Boeing stockpiles undeliverable aircraft after a fatal crash grounds its most popular model and undermines confidence. Meanwhile, Airbus throws in the towel on the superjumbo era, Bombardier bows out of commercial aviation, Embraer nears the end of the road as an independent airliner-maker and Mitsubishi confronts reality – again.
The mainline jets order backlog falls to signal the end of a growth decade and airlines – think Thomas Cook – look fragile.
In the background, recession talk rumbles, sparks fly around a Middle Eastern powder keg, South America is consumed by civil turmoil, political crises engulf the USA and Europe, Hong Kong burns, and trade war drums pound.
And there was no missing the message from distinguished scientists, anguished teenagers and rebellious city centre demonstrators that a now-and-real climate crisis will, sooner or later, demand a radical political response.
The year 2019 was not, on balance, a good one for an industry that relies on cheap money, cheap oil, flush – or at least optimistic – customers and geopolitical tranquility, all while operating tens of thousands of massive machines that convert huge vats of kerosene to noxious emissions every second.
But was it really so bad?
One reading suggests a high-water mark, but look back to the Great Financial Crisis of 2008-2009; in geo-economic terms it does not get worse than that and, a short wobble aside, aviation has thrived.

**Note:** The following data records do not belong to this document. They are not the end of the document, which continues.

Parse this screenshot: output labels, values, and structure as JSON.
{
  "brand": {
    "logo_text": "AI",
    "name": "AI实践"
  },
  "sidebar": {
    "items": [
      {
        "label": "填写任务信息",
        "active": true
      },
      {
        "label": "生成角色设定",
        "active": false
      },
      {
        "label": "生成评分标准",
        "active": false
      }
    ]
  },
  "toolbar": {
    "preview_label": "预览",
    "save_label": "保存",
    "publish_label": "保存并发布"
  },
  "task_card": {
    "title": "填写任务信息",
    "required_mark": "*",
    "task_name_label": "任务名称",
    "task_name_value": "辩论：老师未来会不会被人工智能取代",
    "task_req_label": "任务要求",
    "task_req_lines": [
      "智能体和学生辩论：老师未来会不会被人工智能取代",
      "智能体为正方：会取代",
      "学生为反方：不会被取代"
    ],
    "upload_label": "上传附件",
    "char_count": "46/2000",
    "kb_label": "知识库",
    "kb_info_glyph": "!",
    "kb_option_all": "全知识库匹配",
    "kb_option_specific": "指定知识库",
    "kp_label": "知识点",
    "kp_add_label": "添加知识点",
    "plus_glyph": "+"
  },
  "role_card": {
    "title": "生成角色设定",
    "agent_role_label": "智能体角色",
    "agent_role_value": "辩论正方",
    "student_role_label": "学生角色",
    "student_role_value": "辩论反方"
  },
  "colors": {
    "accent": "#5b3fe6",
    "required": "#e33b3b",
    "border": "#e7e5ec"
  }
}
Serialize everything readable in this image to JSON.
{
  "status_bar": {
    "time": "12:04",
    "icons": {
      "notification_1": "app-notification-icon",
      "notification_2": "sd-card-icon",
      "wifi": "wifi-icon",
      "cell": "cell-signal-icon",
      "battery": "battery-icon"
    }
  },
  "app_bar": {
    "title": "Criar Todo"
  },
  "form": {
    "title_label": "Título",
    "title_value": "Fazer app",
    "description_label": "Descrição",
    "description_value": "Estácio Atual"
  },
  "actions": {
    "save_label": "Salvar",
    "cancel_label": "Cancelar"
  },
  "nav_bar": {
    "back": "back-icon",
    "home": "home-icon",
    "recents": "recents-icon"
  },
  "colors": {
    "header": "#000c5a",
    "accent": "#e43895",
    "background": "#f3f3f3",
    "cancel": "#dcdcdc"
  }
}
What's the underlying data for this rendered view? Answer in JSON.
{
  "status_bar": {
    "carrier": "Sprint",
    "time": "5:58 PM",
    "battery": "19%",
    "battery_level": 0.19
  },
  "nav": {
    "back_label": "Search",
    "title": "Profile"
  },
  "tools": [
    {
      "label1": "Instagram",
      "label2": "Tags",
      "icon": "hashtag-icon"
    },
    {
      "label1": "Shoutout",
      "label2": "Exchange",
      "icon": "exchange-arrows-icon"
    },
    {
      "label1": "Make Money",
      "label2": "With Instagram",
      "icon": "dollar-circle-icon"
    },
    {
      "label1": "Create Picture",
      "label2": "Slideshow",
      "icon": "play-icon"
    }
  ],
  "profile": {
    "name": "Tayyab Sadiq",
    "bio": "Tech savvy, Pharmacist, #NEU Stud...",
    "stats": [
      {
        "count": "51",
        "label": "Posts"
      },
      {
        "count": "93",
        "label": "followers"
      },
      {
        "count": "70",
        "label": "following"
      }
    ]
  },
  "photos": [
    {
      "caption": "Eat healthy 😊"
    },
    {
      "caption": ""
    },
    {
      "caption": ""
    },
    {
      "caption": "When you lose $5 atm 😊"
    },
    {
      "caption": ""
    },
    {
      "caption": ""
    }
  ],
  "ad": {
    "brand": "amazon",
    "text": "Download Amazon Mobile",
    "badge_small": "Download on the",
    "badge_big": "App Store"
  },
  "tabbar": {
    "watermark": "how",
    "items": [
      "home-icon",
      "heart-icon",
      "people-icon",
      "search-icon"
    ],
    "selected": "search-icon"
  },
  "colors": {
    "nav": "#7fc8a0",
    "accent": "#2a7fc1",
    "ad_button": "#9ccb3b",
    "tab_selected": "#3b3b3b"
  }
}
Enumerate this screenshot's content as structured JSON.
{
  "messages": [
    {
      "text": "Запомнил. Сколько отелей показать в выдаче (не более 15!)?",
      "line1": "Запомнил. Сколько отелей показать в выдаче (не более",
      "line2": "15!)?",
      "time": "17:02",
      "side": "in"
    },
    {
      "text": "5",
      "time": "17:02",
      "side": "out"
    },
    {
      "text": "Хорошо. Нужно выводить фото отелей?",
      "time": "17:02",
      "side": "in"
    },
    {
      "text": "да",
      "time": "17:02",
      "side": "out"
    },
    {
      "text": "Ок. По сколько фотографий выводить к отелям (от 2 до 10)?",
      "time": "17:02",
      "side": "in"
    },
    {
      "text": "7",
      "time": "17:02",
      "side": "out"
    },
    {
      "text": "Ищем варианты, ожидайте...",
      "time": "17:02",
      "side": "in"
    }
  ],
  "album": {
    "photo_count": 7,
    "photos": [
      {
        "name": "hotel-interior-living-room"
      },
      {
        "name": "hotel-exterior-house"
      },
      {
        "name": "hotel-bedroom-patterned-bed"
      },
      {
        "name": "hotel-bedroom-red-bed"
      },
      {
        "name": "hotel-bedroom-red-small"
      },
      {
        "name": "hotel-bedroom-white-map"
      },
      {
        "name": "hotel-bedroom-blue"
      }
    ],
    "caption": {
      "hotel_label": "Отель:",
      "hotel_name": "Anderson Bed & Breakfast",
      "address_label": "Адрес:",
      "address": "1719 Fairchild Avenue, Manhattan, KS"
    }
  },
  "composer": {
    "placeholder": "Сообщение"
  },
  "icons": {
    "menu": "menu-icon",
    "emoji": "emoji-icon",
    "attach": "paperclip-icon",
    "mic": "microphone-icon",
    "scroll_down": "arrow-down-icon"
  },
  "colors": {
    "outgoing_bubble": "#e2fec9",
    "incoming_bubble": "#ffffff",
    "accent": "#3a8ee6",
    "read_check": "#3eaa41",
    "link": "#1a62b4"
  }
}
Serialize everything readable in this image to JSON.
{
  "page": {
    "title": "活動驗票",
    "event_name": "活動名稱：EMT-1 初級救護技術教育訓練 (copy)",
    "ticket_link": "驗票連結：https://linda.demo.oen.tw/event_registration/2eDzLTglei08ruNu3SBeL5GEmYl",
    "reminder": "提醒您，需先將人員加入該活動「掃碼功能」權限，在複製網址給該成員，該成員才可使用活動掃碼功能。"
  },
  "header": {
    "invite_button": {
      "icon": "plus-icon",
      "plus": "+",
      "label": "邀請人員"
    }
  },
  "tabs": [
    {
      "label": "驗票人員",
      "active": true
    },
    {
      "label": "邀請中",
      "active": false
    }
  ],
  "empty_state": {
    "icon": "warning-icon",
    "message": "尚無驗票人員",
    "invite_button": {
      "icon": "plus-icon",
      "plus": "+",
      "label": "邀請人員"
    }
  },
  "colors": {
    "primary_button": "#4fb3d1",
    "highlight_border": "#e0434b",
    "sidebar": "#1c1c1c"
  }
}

One key difference today is that the era of globalisation may well be ending. But we are left with a global society: families, work, school and culture are multinational, so air travel will – somehow – carry on.